    At the March meeting applicants from the following counties were approved for the Agricultural Infrastructure Loan Program (AILP), the Beginning Farmer Loan Program (BFLP), or the Large/Food Animal Veterinary Loan Program (LAVLP).

    Adair County (AILP)

    Hancock County (BFLP)

    Logan County (AILP)

  • Producers may request assistance

    Agriculture producers who suffered damage as a result of the January 2009 Ice Storm may request cost-share assistance from USDA to rehabilitate damaged Farmlands. The Emergency Conservation Program (ECP), provides cost-share assistance when disaster damage is so severe that recovery without Federal Assistance is unlikely. Requests for assistance will be accepted at the local FSA Service Center  from Feb. 10 to April 12, 2009.

  • Farmer's market participatants should attend class

    I wanted to let you know about a unique opportunity for those of you that want to or do sell canned or processed foods at farmers markets, roadside stands, or even from your  farm or home. To legally do so you must be microprocessor certified, which means you have to attend a day long class on the subject provided by Dr. Sandra Bastin from the University of Kentucky, however these classes are generally at least  70 to 200 miles from us!  On April 20, 2009 Dr.

  • Register for 4-H camp; Celebration is March 21

    Even though you may not have put away your winter coat for good, the recent spell of warm weather has most of us dreaming about spring and summer.  For many 4-H members, myself included, the thought of summer camp is already on our minds.  Plans for Washington County’s 2009 4-H camping session has already begun and this week, our camping group that consists of Meade, LaRue, Taylor, Russell and Washington Counties will meet for the second camp planning session.  

  • Know dead animal rules on the farm

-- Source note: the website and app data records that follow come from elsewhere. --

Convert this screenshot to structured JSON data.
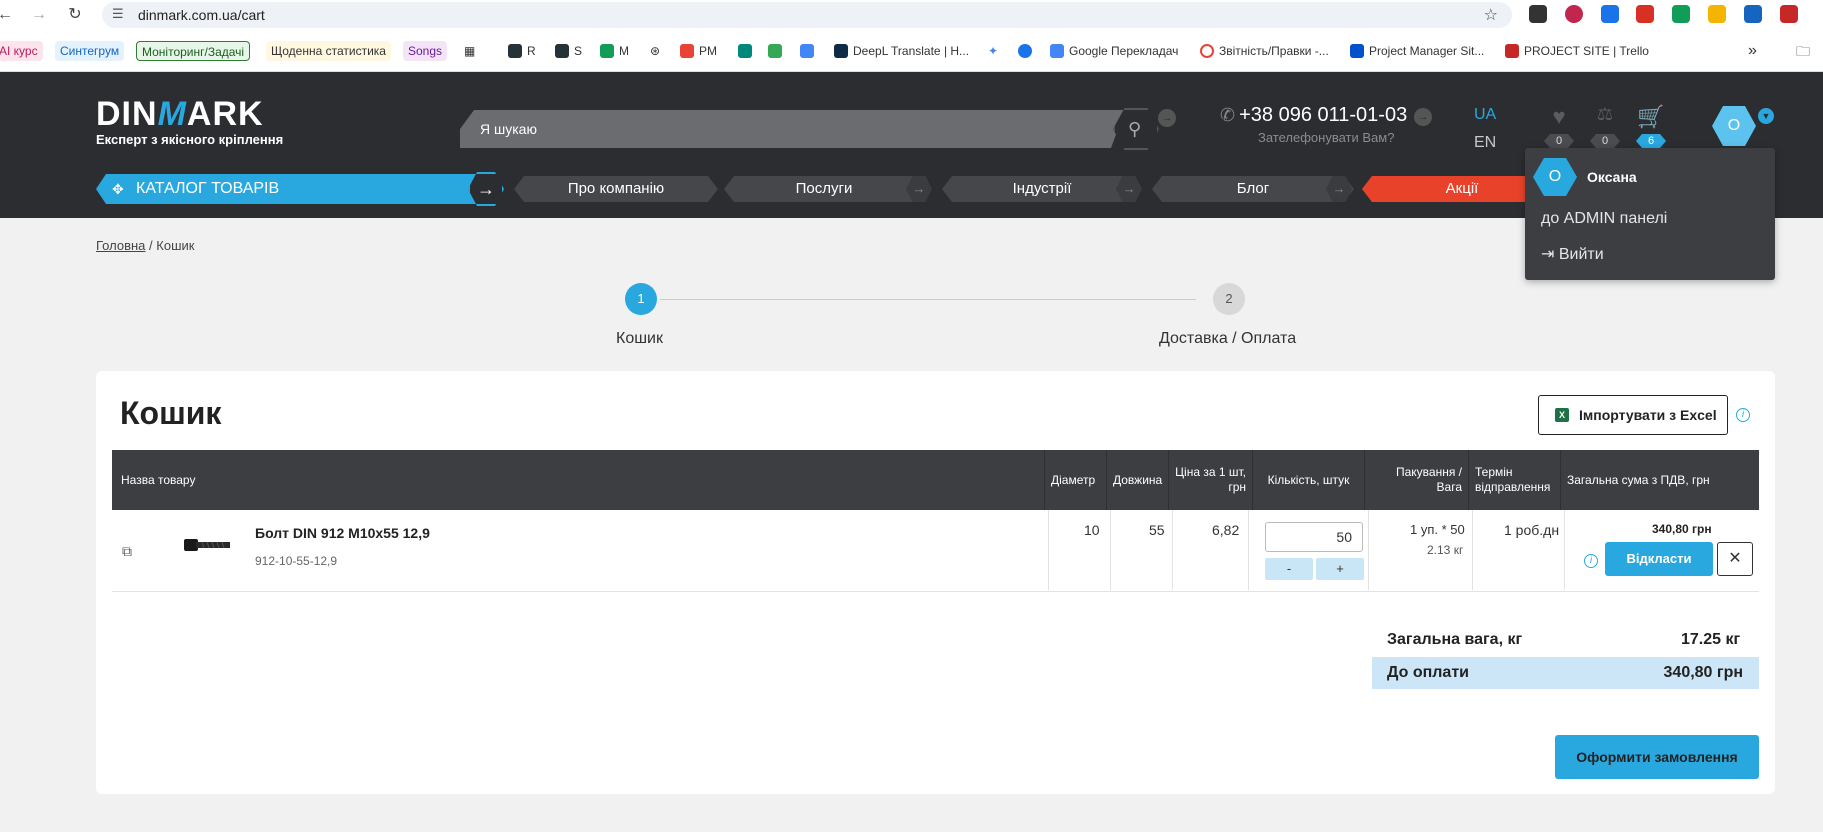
{
  "browser": {
    "url": "dinmark.com.ua/cart",
    "bookmarks": [
      "AI курс",
      "Синтегрум",
      "Моніторинг/Задачі",
      "Щоденна статистика",
      "Songs",
      "R",
      "S",
      "M",
      "PM",
      "DeepL Translate | H...",
      "Google Перекладач",
      "Звітність/Правки -...",
      "Project Manager Sit...",
      "PROJECT SITE | Trello"
    ]
  },
  "header": {
    "logo_prefix": "DIN",
    "logo_m": "M",
    "logo_suffix": "ARK",
    "slogan": "Експерт з якісного кріплення",
    "search_placeholder": "Я шукаю",
    "phone": "+38 096 011-01-03",
    "callback": "Зателефонувати Вам?",
    "lang_ua": "UA",
    "lang_en": "EN",
    "wishlist_count": "0",
    "compare_count": "0",
    "cart_count": "6",
    "avatar_letter": "О"
  },
  "nav": {
    "catalog": "КАТАЛОГ ТОВАРІВ",
    "items": [
      "Про компанію",
      "Послуги",
      "Індустрії",
      "Блог",
      "Акції"
    ]
  },
  "user_menu": {
    "avatar_letter": "О",
    "name": "Оксана",
    "admin": "до ADMIN панелі",
    "logout": "Вийти"
  },
  "breadcrumb": {
    "home": "Головна",
    "sep": "/",
    "current": "Кошик"
  },
  "steps": [
    {
      "num": "1",
      "label": "Кошик"
    },
    {
      "num": "2",
      "label": "Доставка / Оплата"
    }
  ],
  "cart": {
    "title": "Кошик",
    "import_label": "Імпортувати з Excel",
    "columns": [
      "Назва товару",
      "Діаметр",
      "Довжина",
      "Ціна за 1 шт, грн",
      "Кількість, штук",
      "Пакування / Вага",
      "Термін відправлення",
      "Загальна сума з ПДВ, грн"
    ],
    "items": [
      {
        "name": "Болт DIN 912 M10x55 12,9",
        "sku": "912-10-55-12,9",
        "diameter": "10",
        "length": "55",
        "price": "6,82",
        "qty": "50",
        "minus": "-",
        "plus": "+",
        "pack": "1 уп. * 50",
        "weight": "2.13 кг",
        "term": "1 роб.дн",
        "sum": "340,80 грн",
        "postpone_label": "Відкласти",
        "remove_label": "✕"
      }
    ],
    "total_weight_label": "Загальна вага, кг",
    "total_weight_value": "17.25 кг",
    "topay_label": "До оплати",
    "topay_value": "340,80 грн",
    "order_button": "Оформити замовлення"
  }
}
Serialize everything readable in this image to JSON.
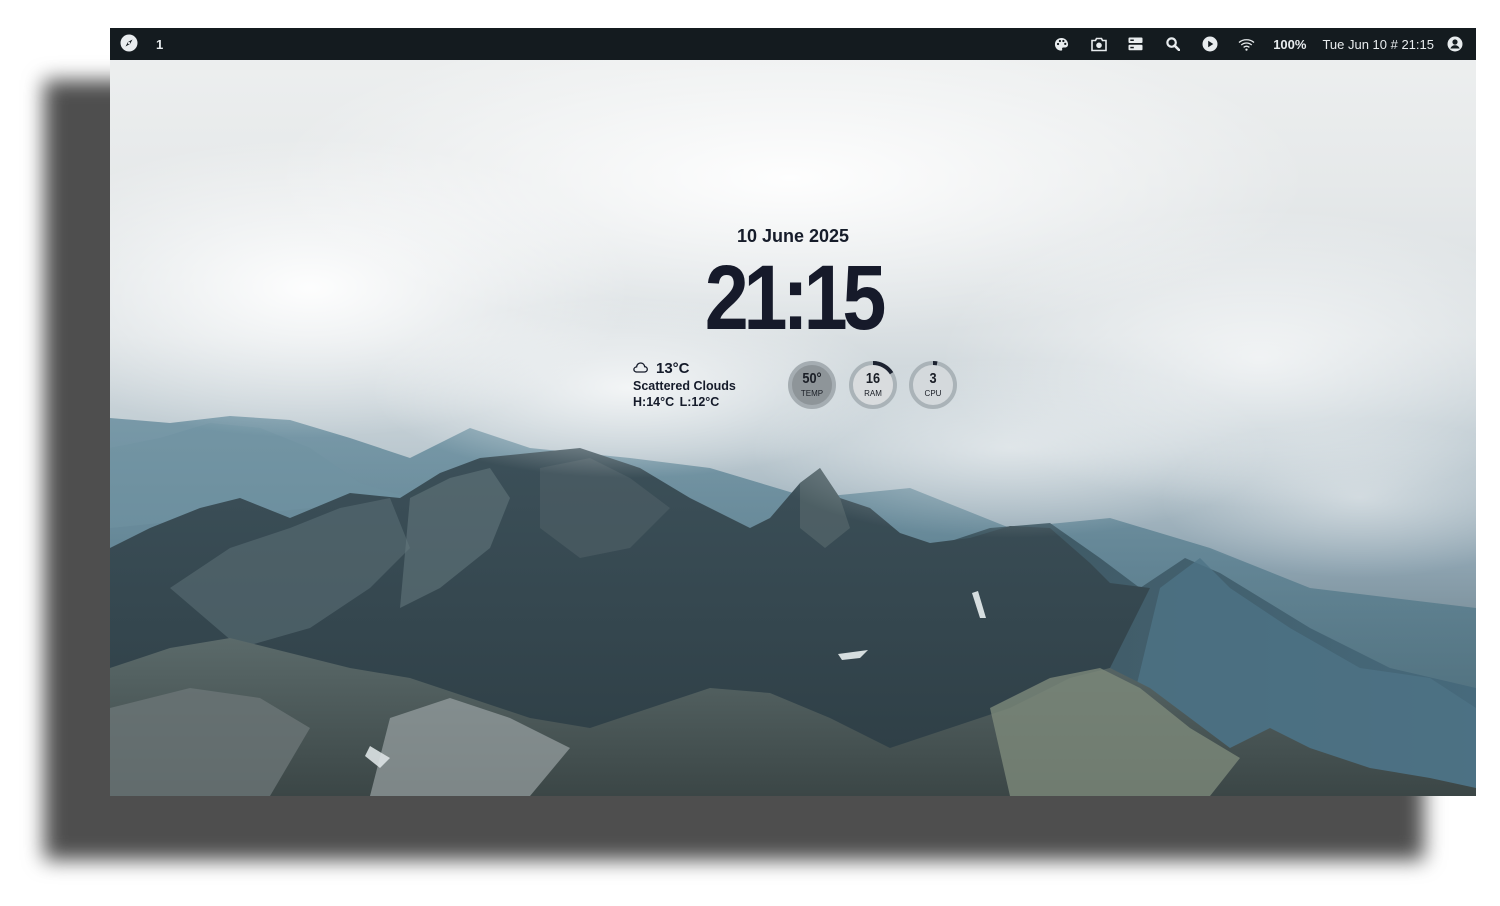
{
  "topbar": {
    "workspace": "1",
    "battery": "100%",
    "datetime": "Tue Jun 10 # 21:15",
    "icons": [
      "compass-icon",
      "palette-icon",
      "camera-icon",
      "server-icon",
      "search-icon",
      "play-icon",
      "wifi-icon",
      "user-icon"
    ]
  },
  "widget": {
    "date": "10 June 2025",
    "time": "21:15"
  },
  "weather": {
    "icon": "cloud-icon",
    "temp": "13°C",
    "condition": "Scattered Clouds",
    "high": "H:14°C",
    "low": "L:12°C"
  },
  "gauges": [
    {
      "value": "50°",
      "label": "TEMP",
      "level": 0.0
    },
    {
      "value": "16",
      "label": "RAM",
      "level": 0.16
    },
    {
      "value": "3",
      "label": "CPU",
      "level": 0.03
    }
  ],
  "colors": {
    "bar_bg": "#141b1f",
    "text_dark": "#161a2a"
  }
}
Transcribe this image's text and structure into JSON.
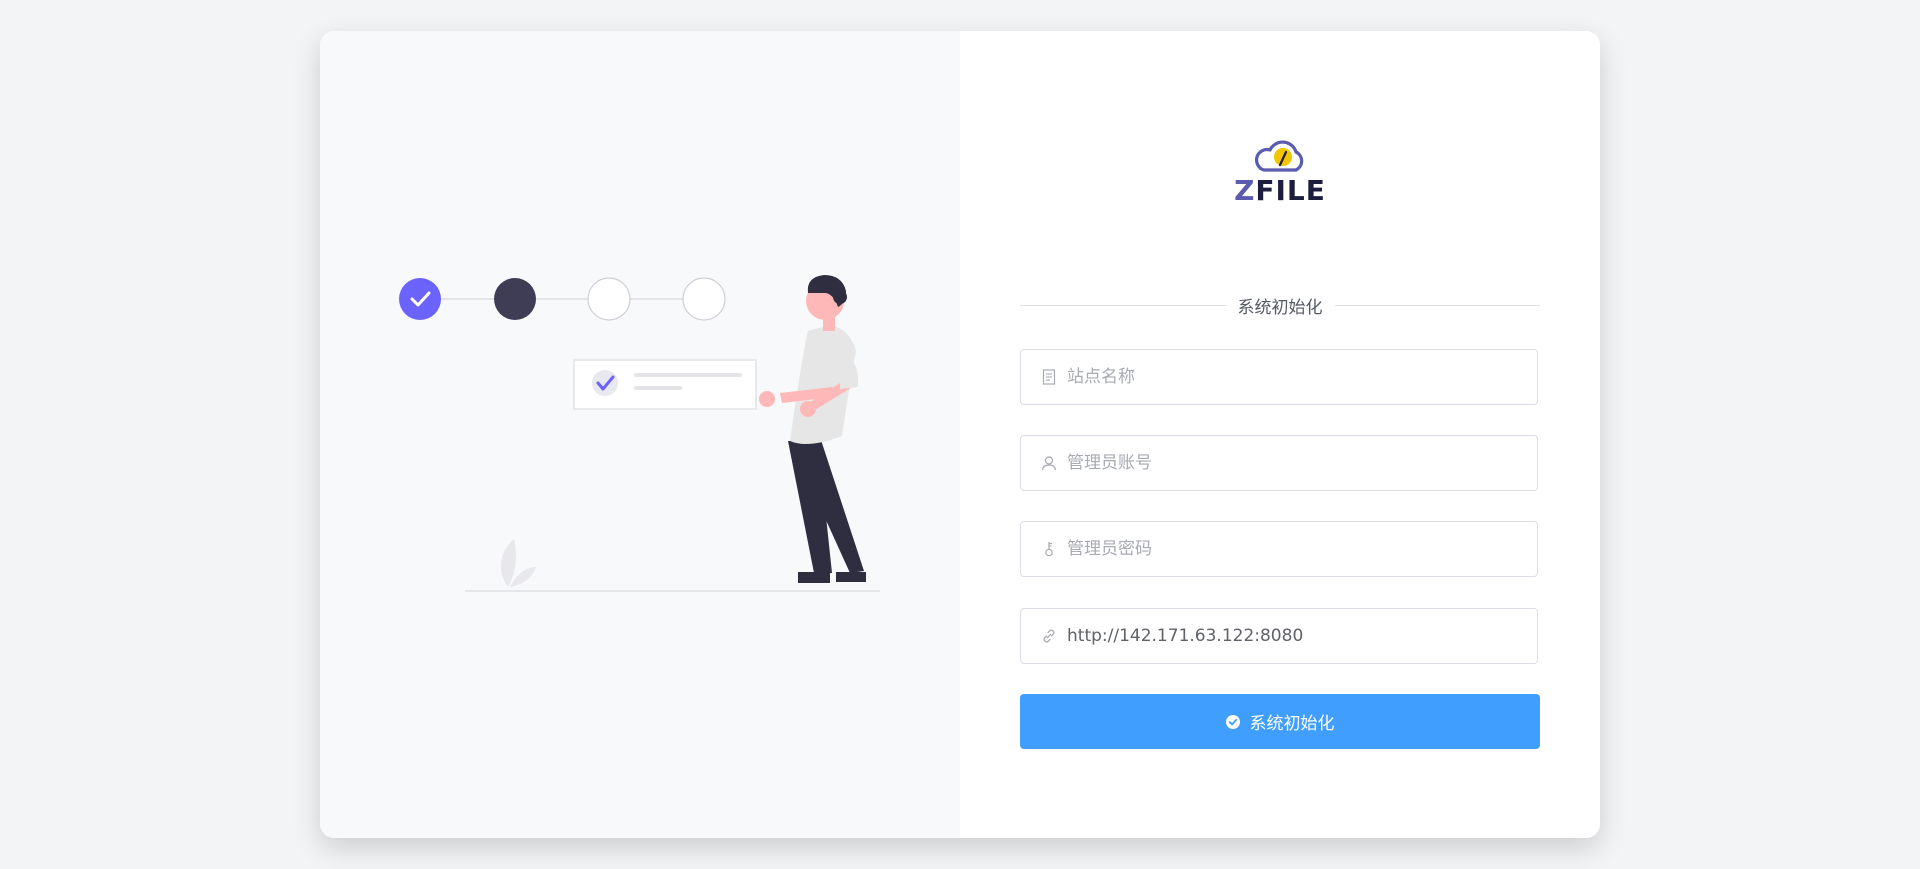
{
  "logo": {
    "brand_prefix": "Z",
    "brand_rest": "FILE",
    "icon": "cloud-icon"
  },
  "form": {
    "title": "系统初始化",
    "site_name": {
      "placeholder": "站点名称",
      "value": "",
      "icon": "document-icon"
    },
    "admin_username": {
      "placeholder": "管理员账号",
      "value": "",
      "icon": "user-icon"
    },
    "admin_password": {
      "placeholder": "管理员密码",
      "value": "",
      "icon": "key-icon"
    },
    "domain": {
      "placeholder": "",
      "value": "http://142.171.63.122:8080",
      "icon": "link-icon"
    },
    "submit_label": "系统初始化",
    "submit_icon": "circle-check-icon"
  },
  "colors": {
    "primary_button": "#409eff",
    "accent_purple": "#6c63ff",
    "logo_yellow": "#f2c500",
    "dark_figure": "#2f2e41"
  }
}
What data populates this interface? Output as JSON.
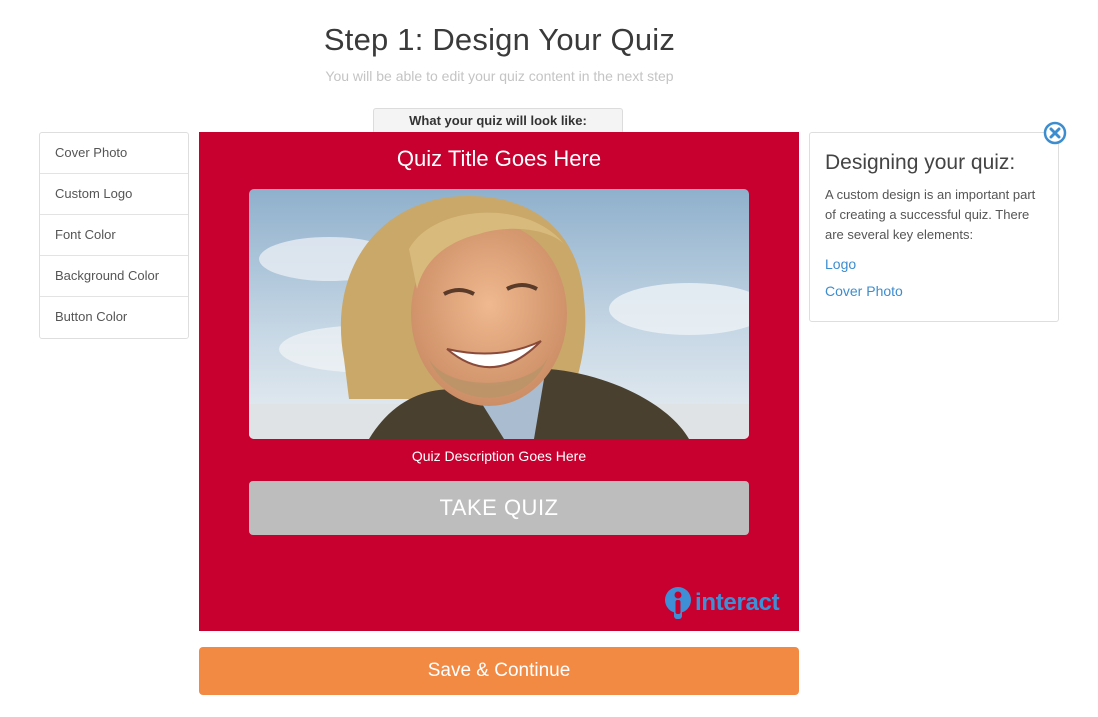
{
  "header": {
    "title": "Step 1: Design Your Quiz",
    "subtitle": "You will be able to edit your quiz content in the next step"
  },
  "preview_tab": {
    "label": "What your quiz will look like:"
  },
  "design_menu": {
    "items": [
      {
        "label": "Cover Photo"
      },
      {
        "label": "Custom Logo"
      },
      {
        "label": "Font Color"
      },
      {
        "label": "Background Color"
      },
      {
        "label": "Button Color"
      }
    ]
  },
  "quiz_preview": {
    "title": "Quiz Title Goes Here",
    "description": "Quiz Description Goes Here",
    "button_label": "TAKE QUIZ",
    "brand_logo_text": "interact",
    "background_color": "#c8002f",
    "button_color": "#bdbdbd",
    "cover_photo_icon": "portrait-photo"
  },
  "footer": {
    "save_label": "Save & Continue",
    "save_color": "#f28a44"
  },
  "help_panel": {
    "title": "Designing your quiz:",
    "text": "A custom design is an important part of creating a successful quiz. There are several key elements:",
    "links": [
      {
        "label": "Logo"
      },
      {
        "label": "Cover Photo"
      }
    ],
    "close_icon": "close-icon",
    "link_color": "#3c8dcf"
  }
}
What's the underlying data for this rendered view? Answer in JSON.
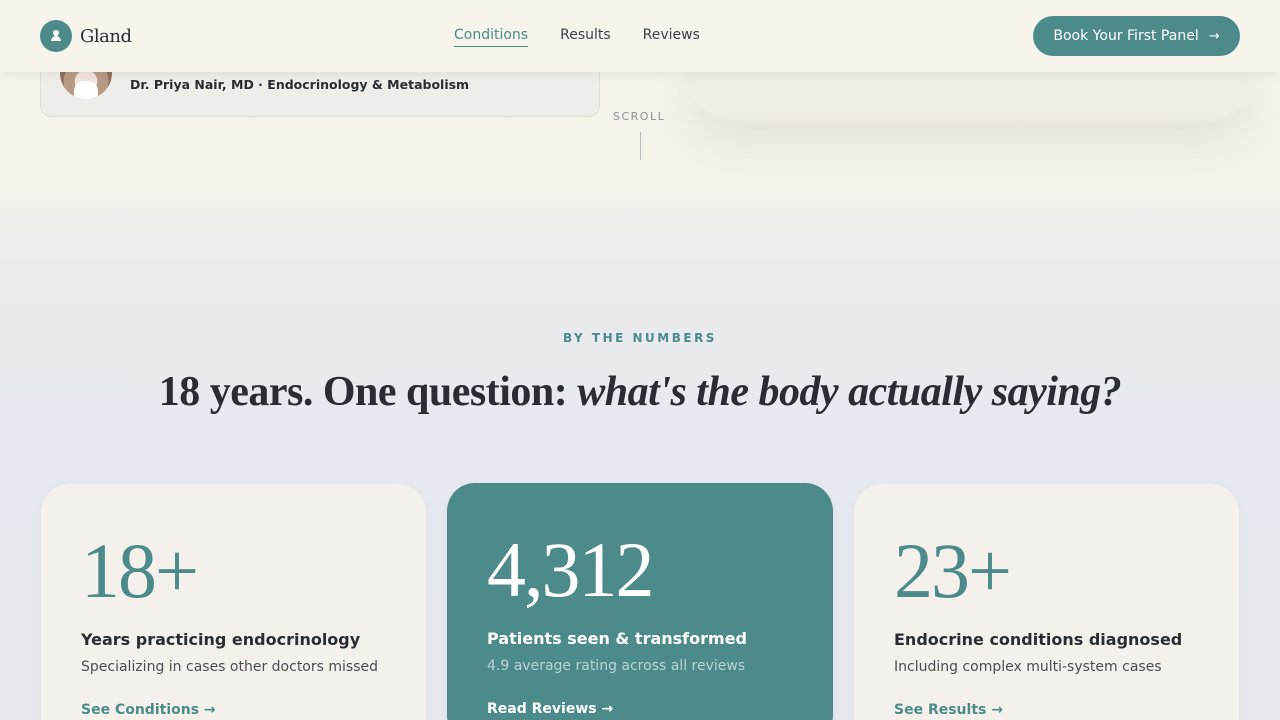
{
  "header": {
    "logo_text": "Gland",
    "nav": [
      {
        "label": "Conditions",
        "active": true
      },
      {
        "label": "Results",
        "active": false
      },
      {
        "label": "Reviews",
        "active": false
      }
    ],
    "cta_label": "Book Your First Panel",
    "cta_arrow": "→"
  },
  "hero": {
    "doctor_name": "Dr. Priya Nair, MD · Endocrinology & Metabolism",
    "scroll_label": "SCROLL"
  },
  "numbers": {
    "eyebrow": "BY THE NUMBERS",
    "headline_plain": "18 years. One question: ",
    "headline_italic": "what's the body actually saying?",
    "cards": [
      {
        "stat": "18+",
        "title": "Years practicing endocrinology",
        "desc": "Specializing in cases other doctors missed",
        "link": "See Conditions →"
      },
      {
        "stat": "4,312",
        "title": "Patients seen & transformed",
        "desc": "4.9 average rating across all reviews",
        "link": "Read Reviews →"
      },
      {
        "stat": "23+",
        "title": "Endocrine conditions diagnosed",
        "desc": "Including complex multi-system cases",
        "link": "See Results →"
      }
    ]
  },
  "colors": {
    "accent": "#4d8a8a",
    "card_bg": "#f4f1ec",
    "text": "#2a2d33"
  }
}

    This unfortunate but very real part of farming topic comes up far too often, even Frankfort is paying attention now to what should be done in the farming communities.  I thought you would be interested in this recent article from the College of Ag.

    Know the rules for handling animal losses on the farm

  • Plant disease resistant cultivars

    Do you have problems with fire blight, black spot, powdery mildew, Fusarium wilt, early blight, and late blight?  If this is the case, plant disease resistant varieties this year!

  • Census reveals tobacco changes

    We received the following information from Kenny Burdine  and Will Snell at University of  Kentucky and we thought we should share it with you all.  I thought it was very interesting.

    Census Data Reveal Significant and a Few Surprising Changes in Kentucky’s Tobacco Industry:

  • Become a host family; Remember upcoming events

    As Kentucky celebrates 100 years of 4-H, it is interesting to many to learn of how the 4-H program has gone global. 4-H and related programs exist in over 80 countries around the world.  These programs operate independently as there is no international 4-H organization.  However, through international exchanges, global education programs and communications, they share a common bond in 4-H.